Creators often work with brands to develop new content for Pinterest. There’s two main ways to do it: Content contribution, or joint promotions.
For content contributions, creators usually work behind the scenes to help a brand come up with new Pins. This is especially helpful for brands that don’t have their own creative team, and brands that want to try a new content style. The final Pins live on the brand’s Pinterest boards. Typically, these Pins don’t reference the creator who made them, so you wouldn’t get content attribution.
For joint promotions, the brand and creator work together to develop Pins or an ongoing campaign. Pin placement depends on the campaign strategy. The final Pins could live on the brand’s profile, your profile, or both. Many brands use this approach to grow their reach and get their products in front of a creator’s audience.
For example, Erica Chan Coffman from “HonestlyWTF” partnered with Old Spice to create tongue-in-cheek DIY projects using empty deodorant containers. The Pins helped Old Spice try something new and reach their audience with cheeky humor.
You can get creative with businesses you already have relationships with, or reach out to brands that might be a good fit for your personal style.
Creating a shared board with a brand is a simple way to get a broader reach, since shared boards appear on both your profile and theirs. Brands typically pay creators a flat fee to curate a board that leverages their content, expertise and audience reach.

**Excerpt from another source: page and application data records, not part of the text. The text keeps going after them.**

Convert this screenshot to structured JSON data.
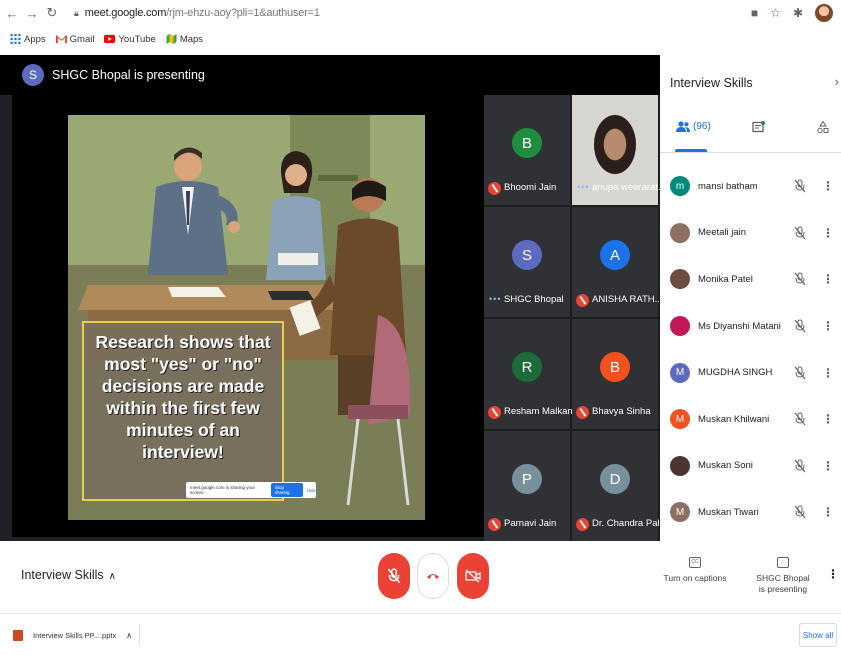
{
  "browser": {
    "url_host": "meet.google.com",
    "url_path": "/rjm-ehzu-aoy?pli=1&authuser=1",
    "bookmarks": [
      {
        "label": "Apps",
        "icon": "apps-grid-icon",
        "color": "#1a73e8"
      },
      {
        "label": "Gmail",
        "icon": "gmail-icon",
        "color": "#ea4335"
      },
      {
        "label": "YouTube",
        "icon": "youtube-icon",
        "color": "#ff0000"
      },
      {
        "label": "Maps",
        "icon": "maps-icon",
        "color": "#34a853"
      }
    ]
  },
  "presenter": {
    "avatar_letter": "S",
    "text": "SHGC Bhopal is presenting"
  },
  "slide": {
    "caption_lines": [
      "Research shows that",
      "most \"yes\" or \"no\"",
      "decisions are made",
      "within the first few",
      "minutes of an interview!"
    ],
    "share_text": "meet.google.com is sharing your screen.",
    "share_stop": "Stop sharing",
    "share_hide": "Hide"
  },
  "tiles": [
    {
      "name": "Bhoomi Jain",
      "letter": "B",
      "color": "#1e8e3e",
      "muted": true
    },
    {
      "name": "anupa weerarat...",
      "letter": "",
      "color": "#303134",
      "muted": false,
      "video": true
    },
    {
      "name": "SHGC Bhopal",
      "letter": "S",
      "color": "#5c6bc0",
      "muted": false
    },
    {
      "name": "ANISHA RATH...",
      "letter": "A",
      "color": "#1a73e8",
      "muted": true
    },
    {
      "name": "Resham Malkani",
      "letter": "R",
      "color": "#1e6b3a",
      "muted": true
    },
    {
      "name": "Bhavya Sinha",
      "letter": "B",
      "color": "#f4511e",
      "muted": true
    },
    {
      "name": "Parnavi Jain",
      "letter": "P",
      "color": "#78909c",
      "muted": true
    },
    {
      "name": "Dr. Chandra Pal...",
      "letter": "D",
      "color": "#78909c",
      "muted": true
    }
  ],
  "panel": {
    "title": "Interview Skills",
    "people_count": "(96)",
    "participants": [
      {
        "name": "mansi batham",
        "letter": "m",
        "color": "#00897b"
      },
      {
        "name": "Meetali jain",
        "letter": "",
        "color": "#8d6e63"
      },
      {
        "name": "Monika Patel",
        "letter": "",
        "color": "#6d4c41"
      },
      {
        "name": "Ms Diyanshi Matani",
        "letter": "",
        "color": "#c2185b"
      },
      {
        "name": "MUGDHA SINGH",
        "letter": "M",
        "color": "#5c6bc0"
      },
      {
        "name": "Muskan Khilwani",
        "letter": "M",
        "color": "#f4511e"
      },
      {
        "name": "Muskan Soni",
        "letter": "",
        "color": "#4e342e"
      },
      {
        "name": "Muskan Tiwari",
        "letter": "M",
        "color": "#8d6e63"
      }
    ]
  },
  "controls": {
    "meeting_name": "Interview Skills",
    "captions_label": "Turn on captions",
    "presenting_line1": "SHGC Bhopal",
    "presenting_line2": "is presenting"
  },
  "download": {
    "file": "Interview Skills PP....pptx",
    "show_all": "Show all"
  }
}
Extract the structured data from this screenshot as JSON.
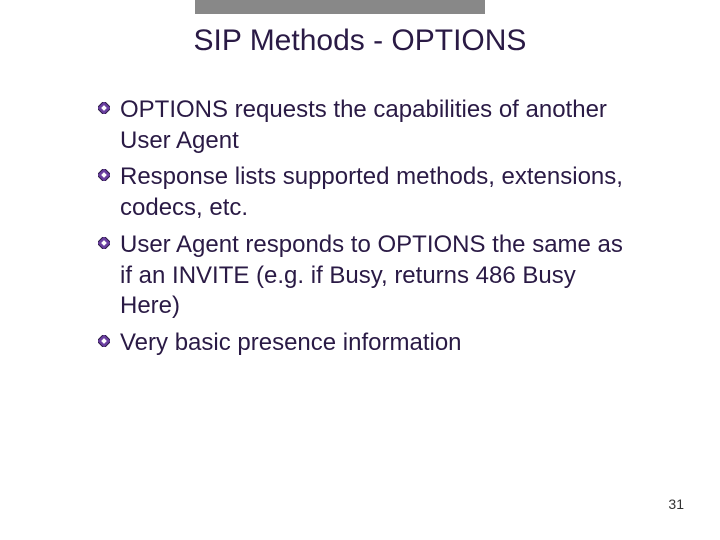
{
  "title": "SIP Methods - OPTIONS",
  "bullets": [
    "OPTIONS requests the capabilities of another User Agent",
    "Response lists supported methods, extensions, codecs, etc.",
    "User Agent responds to OPTIONS the same as if an INVITE (e.g. if Busy, returns 486 Busy Here)",
    "Very basic presence information"
  ],
  "page_number": "31",
  "colors": {
    "accent": "#6a3fa0",
    "text": "#2a1a45",
    "topbar": "#888888"
  }
}
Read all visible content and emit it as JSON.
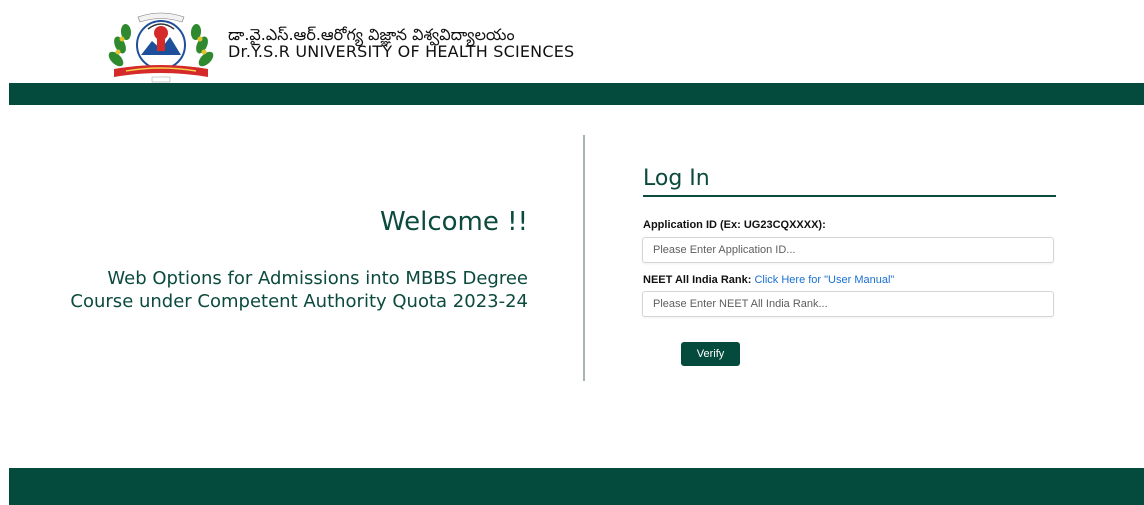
{
  "header": {
    "university_name_telugu": "డా.వై.ఎస్.ఆర్.ఆరోగ్య విజ్ఞాన విశ్వవిద్యాలయం",
    "university_name_english": "Dr.Y.S.R UNIVERSITY OF HEALTH SCIENCES",
    "logo_icon": "university-emblem-icon"
  },
  "welcome": {
    "heading": "Welcome !!",
    "subtitle": "Web Options for Admissions into MBBS Degree Course under Competent Authority Quota 2023-24"
  },
  "login": {
    "title": "Log In",
    "application_id_label": "Application ID (Ex: UG23CQXXXX):",
    "application_id_placeholder": "Please Enter Application ID...",
    "application_id_value": "",
    "neet_rank_label": "NEET All India Rank:",
    "user_manual_link": "Click Here for \"User Manual\"",
    "neet_rank_placeholder": "Please Enter NEET All India Rank...",
    "neet_rank_value": "",
    "verify_label": "Verify"
  },
  "colors": {
    "brand_green": "#044a3d",
    "heading_green": "#0b4a3c",
    "link_blue": "#1a6fd1"
  }
}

When you’re curating a board, add a mix of your Pins and the brand’s Pins. You’ll reach even more people if you make a well-rounded board that also includes content from other Pinners and from around the web.
“The REI campaign was all about bringing the outdoors in. Our shared Pinterest board gave our audiences inspiration for how to have jungly living-walls and starry nights from the comfort of your living room.”
- Make sure you have a business account before you reach out to brands. You’ll get extra goodies like Pinterest Analytics, and brands will be able to see your monthly viewers when they visit your profile.
- If you have a press or media kit, add your Pinterest reach so you can show off your stats when you pitch to brands.
- Follow our creative best practices for every Pin you make.
- Be transparent about your partnership if you’re promoting a brand’s products or services, and make sure you’re complying with any labeling laws. Check out Pinterest’s community guidelines for info on our policies. If you’re in the US, consult the FTC’s endorsement guidelines.